EB/U2 Topic 4 Digital signature, Digital Certificates
A digital signature is a mathematical scheme for demonstrating the authenticity of digital messages or documents. A valid digital signature gives a recipient reason to believe that the message was created by a known sender (authentication), that the sender cannot deny having sent the message (non-repudiation), and that the message was not altered in transit (integrity).
Digital signatures are a standard element of most cryptographic protocol suites, and are commonly used for software distribution, financial transactions, contract management software, and in other cases where it is important to detect forgery or tampering.
Digital signatures are often used to implement electronic signatures, a broader term that refers to any electronic data that carries the intent of a signature, but not all electronic signatures use digital signatures. In some countries, including the United States, Algeria, Turkey, India, Brazil, Indonesia, Mexico, Saudi Arabia, Uruguay, Switzerland and the countries of the European Union, electronic signatures have legal significance.
A digital signature (not to be confused with a digital certificate) is a mathematical technique used to validate the authenticity and integrity of a message, software or digital document.
HOW DIGITAL SIGNATURES WORK?
Digital signatures are based on public key cryptography, also known as asymmetric cryptography. Using a public key algorithm such as RSA, one can generate two keys that are mathematically linked: one private and one public. To create a digital signature, signing software (such as an email program) creates a one-way hash of the electronic data to be signed. The private key is then used to encrypt the hash. The encrypted hash — along with other information, such as the hashing algorithm — is the digital signature. The reason for encrypting the hash instead of the entire message or document is that a hash function can convert an arbitrary input into a fixed length value, which is usually much shorter.
A digital certificate is an electronic “passport” that allows a person, computer or organization to exchange information securely over the Internet using the public key infrastructure (PKI). A digital certificate may also be referred to as a public key certificate.
An attachment to an electronic message used for security purposes. The most common use of a digital certificate is to verify that a user sending a message is who he or she claims to be, and to provide the receiver with the means to encode a reply.
An individual wishing to send an encrypted message applies for a digital certificate from a Certificate Authority (CA). The CA issues an encrypted digital certificate containing the applicant’s public key and a variety of other identification information. The CA makes its own public key readily available through print publicity or perhaps on the Internet.
Digital certificates function similarly to identification cards such as passports and drivers’ licenses. Identification cards are issued by recognized government authorities. When someone requests an identification card, a government authority verifies the identity of the requester, certifies that the requester meets all requirements to receive the card, and then issues the card.
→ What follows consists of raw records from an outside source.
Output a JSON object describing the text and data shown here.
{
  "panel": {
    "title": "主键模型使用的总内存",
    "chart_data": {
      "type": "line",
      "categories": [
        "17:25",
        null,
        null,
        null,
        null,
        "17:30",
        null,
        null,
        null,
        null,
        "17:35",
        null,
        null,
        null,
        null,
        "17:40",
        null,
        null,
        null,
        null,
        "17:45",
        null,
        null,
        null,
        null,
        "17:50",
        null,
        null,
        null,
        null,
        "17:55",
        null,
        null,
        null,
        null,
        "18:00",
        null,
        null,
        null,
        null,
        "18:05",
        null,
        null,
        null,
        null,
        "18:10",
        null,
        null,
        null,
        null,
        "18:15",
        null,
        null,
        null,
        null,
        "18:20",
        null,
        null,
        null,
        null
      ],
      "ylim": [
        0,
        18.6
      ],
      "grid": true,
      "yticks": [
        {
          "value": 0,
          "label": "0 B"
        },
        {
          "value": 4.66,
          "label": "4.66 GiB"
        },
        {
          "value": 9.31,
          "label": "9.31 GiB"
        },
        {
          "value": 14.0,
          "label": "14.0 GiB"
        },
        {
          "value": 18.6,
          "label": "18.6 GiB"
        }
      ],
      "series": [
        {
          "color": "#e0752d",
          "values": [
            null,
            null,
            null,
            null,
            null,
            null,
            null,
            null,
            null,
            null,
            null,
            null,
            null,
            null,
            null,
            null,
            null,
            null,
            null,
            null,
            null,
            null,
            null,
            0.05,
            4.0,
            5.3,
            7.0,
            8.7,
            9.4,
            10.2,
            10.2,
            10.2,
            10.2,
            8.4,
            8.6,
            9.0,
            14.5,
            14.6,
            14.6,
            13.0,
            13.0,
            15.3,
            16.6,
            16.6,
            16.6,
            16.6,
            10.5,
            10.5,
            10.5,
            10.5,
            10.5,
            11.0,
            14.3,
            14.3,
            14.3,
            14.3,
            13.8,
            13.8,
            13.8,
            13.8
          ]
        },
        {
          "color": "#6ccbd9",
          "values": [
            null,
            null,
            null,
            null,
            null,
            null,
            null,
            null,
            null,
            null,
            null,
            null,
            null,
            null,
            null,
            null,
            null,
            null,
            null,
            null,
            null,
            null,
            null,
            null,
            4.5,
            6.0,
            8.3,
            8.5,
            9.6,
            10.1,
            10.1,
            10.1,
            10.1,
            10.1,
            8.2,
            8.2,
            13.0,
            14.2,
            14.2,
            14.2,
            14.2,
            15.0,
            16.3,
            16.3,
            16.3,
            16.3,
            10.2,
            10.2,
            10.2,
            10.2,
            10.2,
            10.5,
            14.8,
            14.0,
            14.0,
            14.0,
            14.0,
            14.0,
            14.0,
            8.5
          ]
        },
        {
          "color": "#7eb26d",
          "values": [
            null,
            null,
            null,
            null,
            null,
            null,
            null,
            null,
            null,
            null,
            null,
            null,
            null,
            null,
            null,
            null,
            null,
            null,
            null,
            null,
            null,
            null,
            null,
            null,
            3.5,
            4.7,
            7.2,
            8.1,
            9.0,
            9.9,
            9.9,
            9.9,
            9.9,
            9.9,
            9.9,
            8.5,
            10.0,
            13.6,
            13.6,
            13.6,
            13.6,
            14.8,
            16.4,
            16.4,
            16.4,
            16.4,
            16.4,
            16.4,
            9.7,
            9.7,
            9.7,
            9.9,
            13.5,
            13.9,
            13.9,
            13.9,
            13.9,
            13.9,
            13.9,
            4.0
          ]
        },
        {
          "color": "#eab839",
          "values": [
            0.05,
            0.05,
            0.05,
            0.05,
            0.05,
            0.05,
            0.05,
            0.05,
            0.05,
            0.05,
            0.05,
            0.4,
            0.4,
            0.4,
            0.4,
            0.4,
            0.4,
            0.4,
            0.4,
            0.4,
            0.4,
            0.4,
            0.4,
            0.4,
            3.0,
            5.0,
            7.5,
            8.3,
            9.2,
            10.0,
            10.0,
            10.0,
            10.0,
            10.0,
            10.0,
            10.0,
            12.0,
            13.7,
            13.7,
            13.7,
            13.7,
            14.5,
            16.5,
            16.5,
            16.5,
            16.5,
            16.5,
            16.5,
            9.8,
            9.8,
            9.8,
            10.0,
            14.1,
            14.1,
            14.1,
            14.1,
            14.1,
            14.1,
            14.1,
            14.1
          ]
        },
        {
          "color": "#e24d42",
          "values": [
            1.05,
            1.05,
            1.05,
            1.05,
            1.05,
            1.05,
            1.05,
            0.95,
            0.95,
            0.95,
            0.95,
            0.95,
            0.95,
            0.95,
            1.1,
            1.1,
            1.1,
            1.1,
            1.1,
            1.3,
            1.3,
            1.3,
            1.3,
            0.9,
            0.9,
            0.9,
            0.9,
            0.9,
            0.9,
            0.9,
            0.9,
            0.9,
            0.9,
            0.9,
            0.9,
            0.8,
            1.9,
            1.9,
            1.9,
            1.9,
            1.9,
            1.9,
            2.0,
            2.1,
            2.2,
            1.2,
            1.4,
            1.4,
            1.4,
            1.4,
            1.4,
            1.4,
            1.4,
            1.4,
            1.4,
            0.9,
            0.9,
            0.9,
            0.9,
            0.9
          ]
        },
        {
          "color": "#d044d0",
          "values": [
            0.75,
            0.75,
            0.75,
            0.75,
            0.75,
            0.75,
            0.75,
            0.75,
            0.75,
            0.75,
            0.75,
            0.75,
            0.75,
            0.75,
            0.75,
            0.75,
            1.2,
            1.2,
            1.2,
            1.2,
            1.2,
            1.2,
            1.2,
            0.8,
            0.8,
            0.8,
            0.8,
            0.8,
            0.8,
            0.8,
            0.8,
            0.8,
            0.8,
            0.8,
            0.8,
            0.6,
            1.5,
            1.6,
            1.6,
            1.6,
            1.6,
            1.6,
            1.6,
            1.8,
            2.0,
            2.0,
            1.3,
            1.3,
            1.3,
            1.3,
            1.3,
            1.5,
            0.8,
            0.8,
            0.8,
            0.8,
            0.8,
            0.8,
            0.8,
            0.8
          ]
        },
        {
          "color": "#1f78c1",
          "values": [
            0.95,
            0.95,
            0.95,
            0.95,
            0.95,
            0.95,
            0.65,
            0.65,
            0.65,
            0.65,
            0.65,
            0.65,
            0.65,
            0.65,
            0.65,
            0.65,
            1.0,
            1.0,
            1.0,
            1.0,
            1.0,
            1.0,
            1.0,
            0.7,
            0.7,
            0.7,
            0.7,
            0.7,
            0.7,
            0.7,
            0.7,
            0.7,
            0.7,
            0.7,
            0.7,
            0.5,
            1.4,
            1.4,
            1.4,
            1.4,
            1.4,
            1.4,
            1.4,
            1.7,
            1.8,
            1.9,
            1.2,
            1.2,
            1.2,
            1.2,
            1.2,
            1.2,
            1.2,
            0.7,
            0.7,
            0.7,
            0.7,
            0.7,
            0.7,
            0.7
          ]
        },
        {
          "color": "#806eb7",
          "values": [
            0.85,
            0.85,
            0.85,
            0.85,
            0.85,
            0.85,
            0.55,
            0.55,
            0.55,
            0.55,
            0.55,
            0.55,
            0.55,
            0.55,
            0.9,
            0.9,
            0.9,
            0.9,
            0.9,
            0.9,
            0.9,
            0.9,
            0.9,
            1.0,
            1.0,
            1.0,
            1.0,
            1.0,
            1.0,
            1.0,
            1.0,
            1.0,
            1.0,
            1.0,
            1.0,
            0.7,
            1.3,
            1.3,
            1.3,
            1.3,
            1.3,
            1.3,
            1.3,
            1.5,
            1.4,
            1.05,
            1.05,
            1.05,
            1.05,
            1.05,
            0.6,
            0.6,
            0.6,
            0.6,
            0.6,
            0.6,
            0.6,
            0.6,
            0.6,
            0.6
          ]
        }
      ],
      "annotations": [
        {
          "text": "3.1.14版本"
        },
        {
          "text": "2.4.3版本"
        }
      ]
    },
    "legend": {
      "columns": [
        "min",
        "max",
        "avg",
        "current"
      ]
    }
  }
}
When an identification card such as a driver’s license is presented to others, they can verify the identify of its owner because the card provides the following security benefits:-
- It contains personal information to help identify and trace the owner.
- It contains the photograph and the signature of the rightful owner to enable positive identification.
- It contains the information that is required to identify and contact the issuing authority.
- It is designed to be tamper resistant and difficult to counterfeit.
- It is issued by an authority that can revoke the identification card at any time (for example, if the card is misused or stolen).
- It can be checked for revocation by contacting the issuing authority.